Reproduce the whole of the data exactly.

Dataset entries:
__________________________________________________
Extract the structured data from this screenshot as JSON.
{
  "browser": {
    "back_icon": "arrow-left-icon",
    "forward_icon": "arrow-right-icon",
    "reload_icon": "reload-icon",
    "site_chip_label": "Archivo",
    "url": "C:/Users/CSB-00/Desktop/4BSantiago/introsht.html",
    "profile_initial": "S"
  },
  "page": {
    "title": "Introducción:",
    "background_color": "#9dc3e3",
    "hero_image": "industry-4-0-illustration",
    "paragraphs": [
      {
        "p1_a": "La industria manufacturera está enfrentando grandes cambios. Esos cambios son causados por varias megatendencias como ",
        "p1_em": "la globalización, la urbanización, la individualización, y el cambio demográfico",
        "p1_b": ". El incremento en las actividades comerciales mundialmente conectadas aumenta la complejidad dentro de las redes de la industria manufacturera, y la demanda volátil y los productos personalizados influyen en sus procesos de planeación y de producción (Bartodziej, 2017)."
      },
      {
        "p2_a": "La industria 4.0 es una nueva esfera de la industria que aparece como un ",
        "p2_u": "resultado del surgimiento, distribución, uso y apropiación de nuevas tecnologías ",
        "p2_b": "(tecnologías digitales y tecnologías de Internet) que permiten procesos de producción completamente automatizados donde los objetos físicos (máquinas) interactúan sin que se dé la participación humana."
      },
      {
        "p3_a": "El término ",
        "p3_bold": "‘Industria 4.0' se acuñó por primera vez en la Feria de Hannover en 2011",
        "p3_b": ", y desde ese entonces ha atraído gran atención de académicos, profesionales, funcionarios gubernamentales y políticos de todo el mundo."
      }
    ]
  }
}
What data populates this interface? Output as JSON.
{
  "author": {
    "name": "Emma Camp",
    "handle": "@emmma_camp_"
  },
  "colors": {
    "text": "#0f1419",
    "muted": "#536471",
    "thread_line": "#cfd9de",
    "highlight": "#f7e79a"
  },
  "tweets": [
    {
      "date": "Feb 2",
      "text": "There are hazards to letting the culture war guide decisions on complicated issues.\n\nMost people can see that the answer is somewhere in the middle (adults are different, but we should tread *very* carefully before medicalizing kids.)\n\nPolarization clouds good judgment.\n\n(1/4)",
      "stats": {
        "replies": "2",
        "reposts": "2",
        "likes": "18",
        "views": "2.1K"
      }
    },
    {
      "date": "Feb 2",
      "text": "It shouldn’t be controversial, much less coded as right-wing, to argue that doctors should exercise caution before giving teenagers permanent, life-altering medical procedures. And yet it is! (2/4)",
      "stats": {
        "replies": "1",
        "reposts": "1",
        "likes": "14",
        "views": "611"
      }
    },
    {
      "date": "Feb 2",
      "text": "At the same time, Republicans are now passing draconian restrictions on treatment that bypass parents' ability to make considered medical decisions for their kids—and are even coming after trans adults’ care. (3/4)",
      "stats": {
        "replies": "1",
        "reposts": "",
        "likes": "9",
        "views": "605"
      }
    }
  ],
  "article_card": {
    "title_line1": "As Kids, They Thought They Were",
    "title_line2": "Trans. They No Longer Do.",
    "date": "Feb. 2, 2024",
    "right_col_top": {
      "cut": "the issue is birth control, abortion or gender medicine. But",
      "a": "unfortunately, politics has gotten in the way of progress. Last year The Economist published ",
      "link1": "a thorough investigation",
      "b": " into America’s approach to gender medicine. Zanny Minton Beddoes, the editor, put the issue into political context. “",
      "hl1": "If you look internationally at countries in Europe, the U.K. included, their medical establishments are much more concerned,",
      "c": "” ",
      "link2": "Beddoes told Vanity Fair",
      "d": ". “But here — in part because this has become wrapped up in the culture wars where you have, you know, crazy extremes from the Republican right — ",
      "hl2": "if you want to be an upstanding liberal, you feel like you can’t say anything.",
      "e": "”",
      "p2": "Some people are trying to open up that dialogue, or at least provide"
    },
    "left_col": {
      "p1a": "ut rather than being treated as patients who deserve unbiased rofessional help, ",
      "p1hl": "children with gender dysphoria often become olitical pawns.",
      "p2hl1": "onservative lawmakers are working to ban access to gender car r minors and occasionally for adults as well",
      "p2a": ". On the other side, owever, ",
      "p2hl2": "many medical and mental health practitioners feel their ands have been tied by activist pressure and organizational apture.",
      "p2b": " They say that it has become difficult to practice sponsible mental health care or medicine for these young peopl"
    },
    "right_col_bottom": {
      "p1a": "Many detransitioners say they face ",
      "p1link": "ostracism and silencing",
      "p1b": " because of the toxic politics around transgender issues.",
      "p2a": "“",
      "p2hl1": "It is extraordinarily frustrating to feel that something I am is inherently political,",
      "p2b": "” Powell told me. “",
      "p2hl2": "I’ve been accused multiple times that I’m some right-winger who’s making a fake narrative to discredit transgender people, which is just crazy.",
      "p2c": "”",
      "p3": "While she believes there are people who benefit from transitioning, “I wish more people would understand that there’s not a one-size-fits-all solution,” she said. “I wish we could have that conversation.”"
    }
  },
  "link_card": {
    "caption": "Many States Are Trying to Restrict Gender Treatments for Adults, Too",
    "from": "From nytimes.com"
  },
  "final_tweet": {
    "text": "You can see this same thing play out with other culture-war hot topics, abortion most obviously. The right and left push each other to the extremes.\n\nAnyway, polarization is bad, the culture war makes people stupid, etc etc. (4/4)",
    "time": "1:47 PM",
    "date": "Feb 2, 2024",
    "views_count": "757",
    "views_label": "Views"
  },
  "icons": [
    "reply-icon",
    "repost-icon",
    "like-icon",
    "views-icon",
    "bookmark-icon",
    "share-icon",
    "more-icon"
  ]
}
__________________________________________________
Answer section
Extract the structured data from this screenshot as JSON.
{
  "browser": {
    "back_icon": "arrow-left-icon",
    "forward_icon": "arrow-right-icon",
    "reload_icon": "reload-icon",
    "site_chip_label": "Archivo",
    "url": "C:/Users/CSB-00/Desktop/4BSantiago/introsht.html",
    "profile_initial": "S"
  },
  "page": {
    "title": "Introducción:",
    "background_color": "#9dc3e3",
    "hero_image": "industry-4-0-illustration",
    "paragraphs": [
      {
        "p1_a": "La industria manufacturera está enfrentando grandes cambios. Esos cambios son causados por varias megatendencias como ",
        "p1_em": "la globalización, la urbanización, la individualización, y el cambio demográfico",
        "p1_b": ". El incremento en las actividades comerciales mundialmente conectadas aumenta la complejidad dentro de las redes de la industria manufacturera, y la demanda volátil y los productos personalizados influyen en sus procesos de planeación y de producción (Bartodziej, 2017)."
      },
      {
        "p2_a": "La industria 4.0 es una nueva esfera de la industria que aparece como un ",
        "p2_u": "resultado del surgimiento, distribución, uso y apropiación de nuevas tecnologías ",
        "p2_b": "(tecnologías digitales y tecnologías de Internet) que permiten procesos de producción completamente automatizados donde los objetos físicos (máquinas) interactúan sin que se dé la participación humana."
      },
      {
        "p3_a": "El término ",
        "p3_bold": "‘Industria 4.0' se acuñó por primera vez en la Feria de Hannover en 2011",
        "p3_b": ", y desde ese entonces ha atraído gran atención de académicos, profesionales, funcionarios gubernamentales y políticos de todo el mundo."
      }
    ]
  }
}
What data populates this interface? Output as JSON.
{
  "author": {
    "name": "Emma Camp",
    "handle": "@emmma_camp_"
  },
  "colors": {
    "text": "#0f1419",
    "muted": "#536471",
    "thread_line": "#cfd9de",
    "highlight": "#f7e79a"
  },
  "tweets": [
    {
      "date": "Feb 2",
      "text": "There are hazards to letting the culture war guide decisions on complicated issues.\n\nMost people can see that the answer is somewhere in the middle (adults are different, but we should tread *very* carefully before medicalizing kids.)\n\nPolarization clouds good judgment.\n\n(1/4)",
      "stats": {
        "replies": "2",
        "reposts": "2",
        "likes": "18",
        "views": "2.1K"
      }
    },
    {
      "date": "Feb 2",
      "text": "It shouldn’t be controversial, much less coded as right-wing, to argue that doctors should exercise caution before giving teenagers permanent, life-altering medical procedures. And yet it is! (2/4)",
      "stats": {
        "replies": "1",
        "reposts": "1",
        "likes": "14",
        "views": "611"
      }
    },
    {
      "date": "Feb 2",
      "text": "At the same time, Republicans are now passing draconian restrictions on treatment that bypass parents' ability to make considered medical decisions for their kids—and are even coming after trans adults’ care. (3/4)",
      "stats": {
        "replies": "1",
        "reposts": "",
        "likes": "9",
        "views": "605"
      }
    }
  ],
  "article_card": {
    "title_line1": "As Kids, They Thought They Were",
    "title_line2": "Trans. They No Longer Do.",
    "date": "Feb. 2, 2024",
    "right_col_top": {
      "cut": "the issue is birth control, abortion or gender medicine. But",
      "a": "unfortunately, politics has gotten in the way of progress. Last year The Economist published ",
      "link1": "a thorough investigation",
      "b": " into America’s approach to gender medicine. Zanny Minton Beddoes, the editor, put the issue into political context. “",
      "hl1": "If you look internationally at countries in Europe, the U.K. included, their medical establishments are much more concerned,",
      "c": "” ",
      "link2": "Beddoes told Vanity Fair",
      "d": ". “But here — in part because this has become wrapped up in the culture wars where you have, you know, crazy extremes from the Republican right — ",
      "hl2": "if you want to be an upstanding liberal, you feel like you can’t say anything.",
      "e": "”",
      "p2": "Some people are trying to open up that dialogue, or at least provide"
    },
    "left_col": {
      "p1a": "ut rather than being treated as patients who deserve unbiased rofessional help, ",
      "p1hl": "children with gender dysphoria often become olitical pawns.",
      "p2hl1": "onservative lawmakers are working to ban access to gender car r minors and occasionally for adults as well",
      "p2a": ". On the other side, owever, ",
      "p2hl2": "many medical and mental health practitioners feel their ands have been tied by activist pressure and organizational apture.",
      "p2b": " They say that it has become difficult to practice sponsible mental health care or medicine for these young peopl"
    },
    "right_col_bottom": {
      "p1a": "Many detransitioners say they face ",
      "p1link": "ostracism and silencing",
      "p1b": " because of the toxic politics around transgender issues.",
      "p2a": "“",
      "p2hl1": "It is extraordinarily frustrating to feel that something I am is inherently political,",
      "p2b": "” Powell told me. “",
      "p2hl2": "I’ve been accused multiple times that I’m some right-winger who’s making a fake narrative to discredit transgender people, which is just crazy.",
      "p2c": "”",
      "p3": "While she believes there are people who benefit from transitioning, “I wish more people would understand that there’s not a one-size-fits-all solution,” she said. “I wish we could have that conversation.”"
    }
  },
  "link_card": {
    "caption": "Many States Are Trying to Restrict Gender Treatments for Adults, Too",
    "from": "From nytimes.com"
  },
  "final_tweet": {
    "text": "You can see this same thing play out with other culture-war hot topics, abortion most obviously. The right and left push each other to the extremes.\n\nAnyway, polarization is bad, the culture war makes people stupid, etc etc. (4/4)",
    "time": "1:47 PM",
    "date": "Feb 2, 2024",
    "views_count": "757",
    "views_label": "Views"
  },
  "icons": [
    "reply-icon",
    "repost-icon",
    "like-icon",
    "views-icon",
    "bookmark-icon",
    "share-icon",
    "more-icon"
  ]
}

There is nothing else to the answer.